→ Try it
Look over the data below and give the number of lines containing the word "prop", with no other words.

→ Provided information
------

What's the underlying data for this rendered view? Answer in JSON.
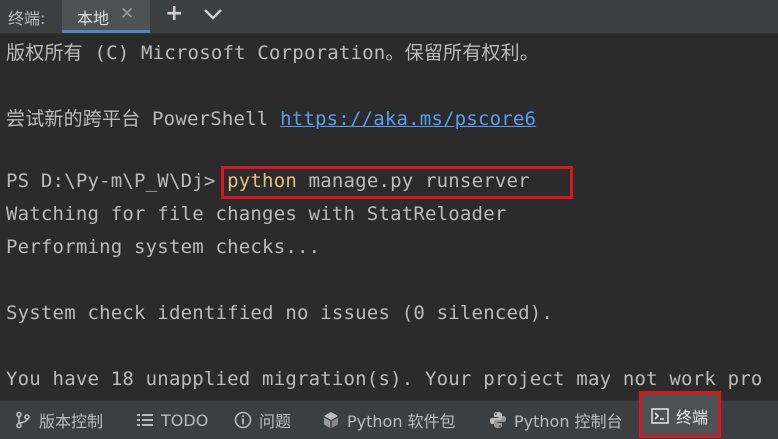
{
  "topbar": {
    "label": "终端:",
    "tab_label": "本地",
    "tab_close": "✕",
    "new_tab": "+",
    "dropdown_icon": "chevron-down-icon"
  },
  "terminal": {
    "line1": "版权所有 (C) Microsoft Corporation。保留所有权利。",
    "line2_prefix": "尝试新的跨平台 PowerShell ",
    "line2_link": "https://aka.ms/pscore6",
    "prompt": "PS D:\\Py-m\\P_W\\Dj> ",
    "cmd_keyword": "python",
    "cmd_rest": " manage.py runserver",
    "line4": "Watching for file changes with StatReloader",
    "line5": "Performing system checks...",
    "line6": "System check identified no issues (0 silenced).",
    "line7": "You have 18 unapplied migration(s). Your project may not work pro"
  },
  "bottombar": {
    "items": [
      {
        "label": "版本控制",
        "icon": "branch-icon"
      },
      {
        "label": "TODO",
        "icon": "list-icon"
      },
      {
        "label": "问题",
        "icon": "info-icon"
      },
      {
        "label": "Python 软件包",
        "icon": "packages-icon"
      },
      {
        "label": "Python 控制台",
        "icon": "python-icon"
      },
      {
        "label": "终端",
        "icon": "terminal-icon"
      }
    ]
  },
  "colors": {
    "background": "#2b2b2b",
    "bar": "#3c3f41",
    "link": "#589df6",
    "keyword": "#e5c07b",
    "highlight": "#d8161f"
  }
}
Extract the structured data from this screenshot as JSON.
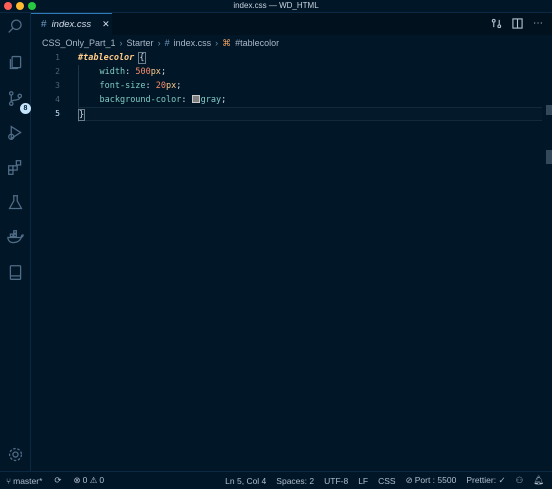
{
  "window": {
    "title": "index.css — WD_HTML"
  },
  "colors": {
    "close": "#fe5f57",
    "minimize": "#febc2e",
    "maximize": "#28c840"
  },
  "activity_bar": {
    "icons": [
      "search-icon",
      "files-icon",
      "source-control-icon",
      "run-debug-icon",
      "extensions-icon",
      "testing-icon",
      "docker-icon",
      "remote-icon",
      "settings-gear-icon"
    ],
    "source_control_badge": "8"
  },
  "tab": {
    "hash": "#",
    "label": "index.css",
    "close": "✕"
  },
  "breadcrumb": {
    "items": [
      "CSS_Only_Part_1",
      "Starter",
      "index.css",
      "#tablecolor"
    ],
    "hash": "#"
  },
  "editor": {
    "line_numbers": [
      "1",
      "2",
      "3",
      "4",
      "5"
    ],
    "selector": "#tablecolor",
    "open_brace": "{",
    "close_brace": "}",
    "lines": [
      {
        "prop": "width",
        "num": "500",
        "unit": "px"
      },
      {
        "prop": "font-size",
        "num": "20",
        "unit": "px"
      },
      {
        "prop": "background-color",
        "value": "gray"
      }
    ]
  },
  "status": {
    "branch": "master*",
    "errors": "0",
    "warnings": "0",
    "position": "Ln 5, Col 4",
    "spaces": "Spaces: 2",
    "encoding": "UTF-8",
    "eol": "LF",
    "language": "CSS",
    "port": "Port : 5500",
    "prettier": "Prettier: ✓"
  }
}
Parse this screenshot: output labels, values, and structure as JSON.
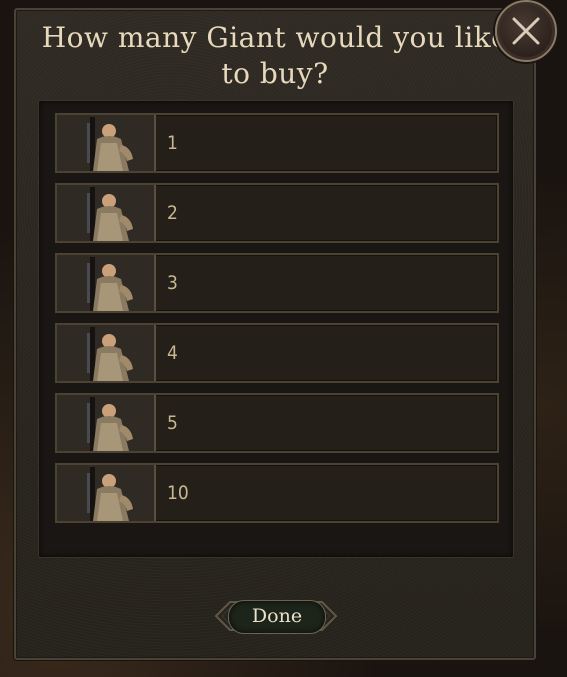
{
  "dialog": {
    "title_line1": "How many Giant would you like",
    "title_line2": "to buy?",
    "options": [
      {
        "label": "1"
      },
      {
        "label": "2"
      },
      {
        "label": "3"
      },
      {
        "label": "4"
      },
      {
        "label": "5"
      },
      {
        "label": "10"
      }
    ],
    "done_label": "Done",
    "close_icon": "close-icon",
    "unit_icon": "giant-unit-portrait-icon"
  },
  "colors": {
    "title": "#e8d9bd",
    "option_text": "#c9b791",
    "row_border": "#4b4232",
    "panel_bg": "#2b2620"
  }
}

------

→ Answer box
3